“In Pemex, we have to push the pedal to the bottom, but we have the handbrake on.” Dr. Suárez Coppel started to talk on the tax limitations that the government imposes on the company. “Pemex generates utilities of around 200 billion pesos, when you don’t take away expenses on subsidies and taxes. In the end, Pemex comes out with a loss, and 94% of their utilities are paid in taxes and rights paid. Pemex’s contribution to the Federal Budget doesn’t let us plan ahead long-term or invest.” The constraints that the government holds right now on Pemex have limited their operation. Today, Pemex is not as efficient as it could be, and Dr. Suárez Coppel is finally voicing his concerns about it. “We need to open the industry: create shared contracts… stop being a state-owned entity and have our own government. There is no crisis with Pemex, there’s profitability and what we need to do is to handle ourselves as a company.” The next slide was a cliffhanger: “we should follow three different models to achieve this: Banxico model, Saudi-Aramco model, and Petrobras model.”

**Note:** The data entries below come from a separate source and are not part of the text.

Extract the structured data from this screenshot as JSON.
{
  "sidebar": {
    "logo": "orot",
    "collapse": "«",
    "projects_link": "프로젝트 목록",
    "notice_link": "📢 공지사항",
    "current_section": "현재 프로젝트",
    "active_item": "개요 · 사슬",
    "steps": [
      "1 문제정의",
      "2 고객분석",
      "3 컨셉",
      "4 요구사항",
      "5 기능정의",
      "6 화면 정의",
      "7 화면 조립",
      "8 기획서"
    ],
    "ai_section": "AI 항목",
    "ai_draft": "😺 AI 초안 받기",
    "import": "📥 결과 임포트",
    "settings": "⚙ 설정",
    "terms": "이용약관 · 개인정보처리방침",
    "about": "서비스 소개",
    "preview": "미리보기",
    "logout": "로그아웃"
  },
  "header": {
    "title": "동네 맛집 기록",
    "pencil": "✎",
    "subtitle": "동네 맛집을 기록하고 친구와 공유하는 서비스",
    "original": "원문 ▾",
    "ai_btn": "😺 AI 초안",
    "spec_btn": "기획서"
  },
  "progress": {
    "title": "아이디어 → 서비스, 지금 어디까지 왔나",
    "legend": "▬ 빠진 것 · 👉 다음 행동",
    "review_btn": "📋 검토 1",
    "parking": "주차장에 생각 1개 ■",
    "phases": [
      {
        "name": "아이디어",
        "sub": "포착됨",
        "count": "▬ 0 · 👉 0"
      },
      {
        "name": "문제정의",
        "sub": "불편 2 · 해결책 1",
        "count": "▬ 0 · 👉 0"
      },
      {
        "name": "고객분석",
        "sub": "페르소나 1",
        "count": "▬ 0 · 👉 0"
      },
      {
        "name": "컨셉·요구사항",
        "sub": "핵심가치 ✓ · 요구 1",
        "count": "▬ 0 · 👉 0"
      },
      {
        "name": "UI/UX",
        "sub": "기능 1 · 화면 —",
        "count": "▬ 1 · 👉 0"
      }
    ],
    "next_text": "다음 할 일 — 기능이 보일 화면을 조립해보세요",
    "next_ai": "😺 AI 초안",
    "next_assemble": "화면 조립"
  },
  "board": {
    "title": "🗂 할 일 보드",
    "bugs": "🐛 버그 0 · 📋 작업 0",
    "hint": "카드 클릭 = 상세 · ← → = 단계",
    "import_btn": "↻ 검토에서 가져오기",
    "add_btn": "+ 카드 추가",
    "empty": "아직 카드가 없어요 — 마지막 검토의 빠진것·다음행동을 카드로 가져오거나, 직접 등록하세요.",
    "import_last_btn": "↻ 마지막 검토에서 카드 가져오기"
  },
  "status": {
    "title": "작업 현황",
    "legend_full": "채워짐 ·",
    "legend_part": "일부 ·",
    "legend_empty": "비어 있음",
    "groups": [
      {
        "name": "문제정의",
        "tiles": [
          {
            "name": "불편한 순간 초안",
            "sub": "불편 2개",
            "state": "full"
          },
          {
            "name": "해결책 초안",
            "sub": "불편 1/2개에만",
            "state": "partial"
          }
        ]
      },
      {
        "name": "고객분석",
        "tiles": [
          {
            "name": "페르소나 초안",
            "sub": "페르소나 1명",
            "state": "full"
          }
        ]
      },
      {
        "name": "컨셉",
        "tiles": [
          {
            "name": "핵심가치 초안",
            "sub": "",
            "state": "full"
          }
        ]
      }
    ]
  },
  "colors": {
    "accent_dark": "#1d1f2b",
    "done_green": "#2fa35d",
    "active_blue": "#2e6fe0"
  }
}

Why should these be the three models to follow? Well, Banxico is right now managed as a private company, which would allow Pemex to have a clean reorganization of their finances, a corporate government, the utilization of citizen bonds to help with financing, and, overall, a Pemex entity outside of the Federal Budget. This is more or less what Juan Carlos Zepeda Molina, the Pressident Commissioner of CNH has been pushing in the last months. The Saudi-Aramco model would help Pemex to escape the state-owned regime, through amendments done to the 28th Constitutional Article, and also have complete autonomy in terms of control and remuneration, the possibility of establishing alliances with private companies and emitting stock. Finally, the Petrobras model would serve as an example for the industry: with amendments to the 27th Constitutional Article, the oil industry in Mexico would be open to celebrate concessionary contracts with other private companies and have an open market for the end product. Interestingly enough, Enrique Peña Nieto just asked to get more detailed information on the way Petrobras propelled the energy reform in Brazil to use it as a guideline for Pemex.
At the end, Ing. Morales Gil also gave a support message to what his CEO just said: “We’re not in 1938 anymore, and we have to evolve with the global industry for Pemex to continue excelling as a company.”
So, what is your opinion on this controversy of the privatization?
Note: Once more, we would want to thank everyone that visited us during the Congress, and even got interviewed behind our cameras! A big thank you also to Dr. Guillermo Domínguez, the organizing committee and Grupo Alba for their courtesy!